# WHAT IS REQUIRED
Return the entries verbatim and drop every picture.
[PROVIDED DATA]
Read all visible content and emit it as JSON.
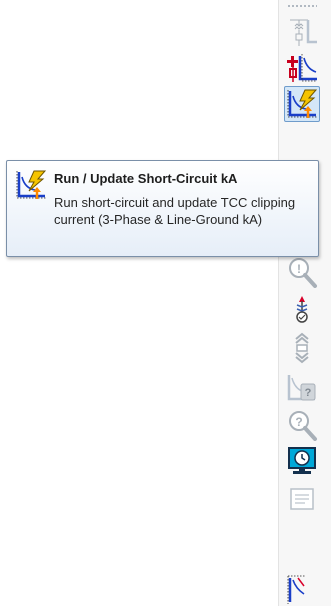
{
  "tooltip": {
    "title": "Run / Update Short-Circuit kA",
    "description": "Run short-circuit and update TCC clipping current (3-Phase & Line-Ground kA)",
    "icon": "short-circuit-tcc-icon"
  },
  "toolbar": {
    "buttons": [
      {
        "icon": "substation-oneline-icon",
        "enabled": false
      },
      {
        "icon": "add-protective-device-icon",
        "enabled": true
      },
      {
        "icon": "run-short-circuit-tcc-icon",
        "enabled": true,
        "active": true
      },
      {
        "icon": "zoom-search-icon",
        "enabled": false
      },
      {
        "icon": "relay-sensor-icon",
        "enabled": true
      },
      {
        "icon": "vertical-shift-icon",
        "enabled": false
      },
      {
        "icon": "tcc-check-icon",
        "enabled": false
      },
      {
        "icon": "help-query-icon",
        "enabled": false
      },
      {
        "icon": "monitor-clock-icon",
        "enabled": true
      },
      {
        "icon": "document-list-icon",
        "enabled": false
      },
      {
        "icon": "tcc-curve-icon",
        "enabled": true
      }
    ]
  },
  "colors": {
    "tooltip_border": "#7a8fa8",
    "active_button_bg": "#d4e7f8",
    "active_button_border": "#6f9ccb",
    "lightning": "#f5c400",
    "curve_blue": "#1a3fc8",
    "arrow_orange": "#ff8a00"
  }
}
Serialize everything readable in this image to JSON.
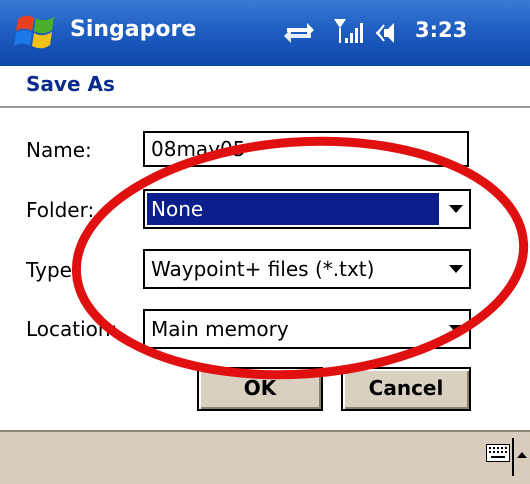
{
  "titlebar": {
    "app_title": "Singapore",
    "clock": "3:23",
    "icons": [
      "windows-start-icon",
      "connectivity-icon",
      "signal-icon",
      "speaker-icon"
    ]
  },
  "dialog": {
    "title": "Save As",
    "fields": {
      "name": {
        "label": "Name:",
        "value": "08may05"
      },
      "folder": {
        "label": "Folder:",
        "value": "None"
      },
      "type": {
        "label": "Type:",
        "value": "Waypoint+ files (*.txt)"
      },
      "location": {
        "label": "Location:",
        "value": "Main memory"
      }
    },
    "buttons": {
      "ok": "OK",
      "cancel": "Cancel"
    }
  },
  "menubar": {
    "icons": [
      "keyboard-icon",
      "sip-arrow-icon"
    ]
  },
  "colors": {
    "titlebar": "#1f5ec2",
    "dialog_title": "#0a2c8c",
    "selection": "#0a1e8c",
    "annotation": "#e01010",
    "menubar": "#d8ccbc"
  }
}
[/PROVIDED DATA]
# EXERCISE SOLUTION
Read all visible content and emit it as JSON.
{
  "tooltip": {
    "title": "Run / Update Short-Circuit kA",
    "description": "Run short-circuit and update TCC clipping current (3-Phase & Line-Ground kA)",
    "icon": "short-circuit-tcc-icon"
  },
  "toolbar": {
    "buttons": [
      {
        "icon": "substation-oneline-icon",
        "enabled": false
      },
      {
        "icon": "add-protective-device-icon",
        "enabled": true
      },
      {
        "icon": "run-short-circuit-tcc-icon",
        "enabled": true,
        "active": true
      },
      {
        "icon": "zoom-search-icon",
        "enabled": false
      },
      {
        "icon": "relay-sensor-icon",
        "enabled": true
      },
      {
        "icon": "vertical-shift-icon",
        "enabled": false
      },
      {
        "icon": "tcc-check-icon",
        "enabled": false
      },
      {
        "icon": "help-query-icon",
        "enabled": false
      },
      {
        "icon": "monitor-clock-icon",
        "enabled": true
      },
      {
        "icon": "document-list-icon",
        "enabled": false
      },
      {
        "icon": "tcc-curve-icon",
        "enabled": true
      }
    ]
  },
  "colors": {
    "tooltip_border": "#7a8fa8",
    "active_button_bg": "#d4e7f8",
    "active_button_border": "#6f9ccb",
    "lightning": "#f5c400",
    "curve_blue": "#1a3fc8",
    "arrow_orange": "#ff8a00"
  }
}
Serialize everything readable in this image to JSON.
{
  "titlebar": {
    "app_title": "Singapore",
    "clock": "3:23",
    "icons": [
      "windows-start-icon",
      "connectivity-icon",
      "signal-icon",
      "speaker-icon"
    ]
  },
  "dialog": {
    "title": "Save As",
    "fields": {
      "name": {
        "label": "Name:",
        "value": "08may05"
      },
      "folder": {
        "label": "Folder:",
        "value": "None"
      },
      "type": {
        "label": "Type:",
        "value": "Waypoint+ files (*.txt)"
      },
      "location": {
        "label": "Location:",
        "value": "Main memory"
      }
    },
    "buttons": {
      "ok": "OK",
      "cancel": "Cancel"
    }
  },
  "menubar": {
    "icons": [
      "keyboard-icon",
      "sip-arrow-icon"
    ]
  },
  "colors": {
    "titlebar": "#1f5ec2",
    "dialog_title": "#0a2c8c",
    "selection": "#0a1e8c",
    "annotation": "#e01010",
    "menubar": "#d8ccbc"
  }
}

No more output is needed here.